Gianforte praises progress as GOP tax relief bills advance
| February 3, 2023 8:35 AM
The state of Montana has an extra $2 billion or so packed in its pocket, according to the Governor’s Office.
The best plan for those dollars?
This week, Democrats unveiled their idea, and they also shot criticisms at plans from Republicans that have already steamed through the House.
“Instead of embarking on a billion dollar spending spree, Montana Democrats will take a responsible approach to the budget surplus, saving for the future and putting Montanans’ money to work in our communities,” said Senate Minority Leader Pat Flowers, D-Belgrade, in a statement.
But Thursday, Republican Gov. Greg Gianforte said he was encouraged by the progress during the session for getting Montanans tax relief with “the largest tax cut ever.”
“We’ve been clear. Montanans have overpaid their taxes, and we need to give it back,” Gianforte said at a press conference.

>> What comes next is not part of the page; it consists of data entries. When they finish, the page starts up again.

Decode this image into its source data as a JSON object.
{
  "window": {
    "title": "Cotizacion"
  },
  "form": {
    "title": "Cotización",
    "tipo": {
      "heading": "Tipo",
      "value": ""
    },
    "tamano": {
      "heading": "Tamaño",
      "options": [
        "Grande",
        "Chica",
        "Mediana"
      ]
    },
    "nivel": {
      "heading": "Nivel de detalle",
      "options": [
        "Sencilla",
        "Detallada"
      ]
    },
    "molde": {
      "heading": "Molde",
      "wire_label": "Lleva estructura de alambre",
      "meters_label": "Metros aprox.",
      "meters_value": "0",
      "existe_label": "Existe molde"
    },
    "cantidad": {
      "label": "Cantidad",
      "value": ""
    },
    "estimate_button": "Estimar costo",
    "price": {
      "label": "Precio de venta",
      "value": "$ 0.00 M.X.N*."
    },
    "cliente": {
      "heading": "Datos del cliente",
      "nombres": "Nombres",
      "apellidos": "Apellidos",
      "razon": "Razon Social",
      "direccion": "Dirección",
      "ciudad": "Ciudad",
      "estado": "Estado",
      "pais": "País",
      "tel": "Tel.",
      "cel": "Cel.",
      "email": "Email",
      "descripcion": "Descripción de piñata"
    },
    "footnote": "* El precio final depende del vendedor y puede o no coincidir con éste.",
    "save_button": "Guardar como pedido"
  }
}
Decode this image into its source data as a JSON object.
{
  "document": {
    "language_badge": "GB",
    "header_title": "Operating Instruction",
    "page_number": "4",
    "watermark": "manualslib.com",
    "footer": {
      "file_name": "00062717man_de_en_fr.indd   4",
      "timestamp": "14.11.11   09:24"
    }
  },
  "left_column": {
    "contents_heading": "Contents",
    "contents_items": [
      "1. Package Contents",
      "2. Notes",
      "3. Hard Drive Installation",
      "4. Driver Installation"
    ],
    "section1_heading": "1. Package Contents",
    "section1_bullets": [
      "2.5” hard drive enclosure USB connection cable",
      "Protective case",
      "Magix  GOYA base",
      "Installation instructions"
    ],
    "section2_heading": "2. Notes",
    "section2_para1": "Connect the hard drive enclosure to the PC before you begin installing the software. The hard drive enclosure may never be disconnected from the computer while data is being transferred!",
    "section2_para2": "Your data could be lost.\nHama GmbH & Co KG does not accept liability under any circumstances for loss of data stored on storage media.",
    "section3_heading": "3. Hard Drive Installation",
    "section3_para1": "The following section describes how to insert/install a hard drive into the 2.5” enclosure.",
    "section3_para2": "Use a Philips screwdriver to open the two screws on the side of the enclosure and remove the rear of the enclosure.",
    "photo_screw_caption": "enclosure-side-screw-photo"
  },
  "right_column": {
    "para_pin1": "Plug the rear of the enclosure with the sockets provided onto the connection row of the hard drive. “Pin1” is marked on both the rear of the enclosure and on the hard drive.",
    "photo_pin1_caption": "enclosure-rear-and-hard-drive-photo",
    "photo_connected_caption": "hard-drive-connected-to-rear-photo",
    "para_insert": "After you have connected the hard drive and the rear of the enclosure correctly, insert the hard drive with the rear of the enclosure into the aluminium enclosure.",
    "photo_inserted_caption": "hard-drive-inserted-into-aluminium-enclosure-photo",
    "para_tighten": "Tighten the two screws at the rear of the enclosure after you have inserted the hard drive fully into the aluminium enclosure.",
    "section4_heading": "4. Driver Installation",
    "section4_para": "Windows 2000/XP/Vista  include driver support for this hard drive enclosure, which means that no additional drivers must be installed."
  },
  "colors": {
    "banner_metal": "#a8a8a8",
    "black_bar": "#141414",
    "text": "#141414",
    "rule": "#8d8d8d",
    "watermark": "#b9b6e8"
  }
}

A package of five bills now moving to the Senate after clearing the House on Thursday includes a property tax rebate, an income tax rebate and an expanded business equipment tax exemption, among other proposals. Gianforte said the business equipment tax measure will help 5,000 small businesses, farms and ranches.
A sixth bill, to pay down state debt, is expected to pass the House on Friday.
The governor also said his administration is proposing a $1,200 child tax credit and an adoption tax credit.
He’s said he’d like to see bills on his desk to sign as soon as possible, and he reiterated that message Thursday when it comes to the $1 billion in property and income tax relief for Montanans.
“They deserve it. And they need it without further delay,” Gianforte said.
(Earlier, he had said he was “shocked” when a House committee temporarily tabled a property tax relief proposal. The committee cut the amount in half.)
But Democrats want to tap the brakes on the package of bills, which they describe as “irresponsible spending.” They have asked the GOP to slow down and stop helping rich people so much — they don’t need it.
“This is irresponsible and short sighted,” said House Minority Leader Kim Abbott, D-Helena, in a statement. “How does a one-time payment help Montana seniors afford their property taxes next year?”
Or, she said, workers who need housing or families who need child care?
Democrats have a different plan, which they unveiled earlier in the week.
They would like to spend $500 million on immediate relief for priorities such as workforce housing, affordable child care and senior care.
They’d also like to put $1 billion into a permanent trust, similar to the coal trust fund, where the principle remains intact.
“We can count on it being there, our kids can count on it being there, and their kids can count on it being there,” said Flowers at a news conference Tuesday.
Hannah VanHoose, with the House Democrats, said they weren’t able to have their regular meeting with the Governor’s Office this week, but the Montana Future Fund will be on the agenda next week.
This session, the Democrats have a “super minority,” if that’s the other side of the coin when Republicans hold a “supermajority.” However, Flowers said there’s interest in the idea of a trust fund, and members of his party are courting support.
“Nearly everybody recognizes the opportunity that this kind of surplus represents and that it makes sense to save some of this for the future,” he said.
In a news release, House Democrats also touted a couple of bills heard this week they described as “fair tax relief,” House Bills 280 and 285.
The former would provide property tax relief for homeowners and renters, and the latter would increase the Earned Income Tax Credit up to 60% of the federal credit to help more working families. Neither has gotten through committee yet.
A GOP bill, Senate Bill 121, also ups the EITC, but it would go from 3% to 10%. That bill, which also reduces the income tax rate, passed the Senate on second reading and is moving forward.
Thursday at a press conference, Republicans said the meaty surplus is due to the “industrious sacrifice of dedicated taxpayers.”
Speaker of the House Matt Regier of Kalispell said Republicans agree the money belongs to working Montanans, and they’re excited to send it back.
He disputed the criticism from Democrats that the Republican plan is “reckless” since they’re taking care of families and businesses. Republicans also have argued those with more money pay the lion’s share of the taxes so they should get more relief.
“[I’m] happy to know we’re one step closer to putting money back in pockets of more than 460,000 hardworking taxpayers,” Regier said.
Reporter Blair Miller contributed to this story.
Keila Szpaller is deputy editor of the Daily Montanan, a nonprofit newsroom. To read the article as originally published, click here.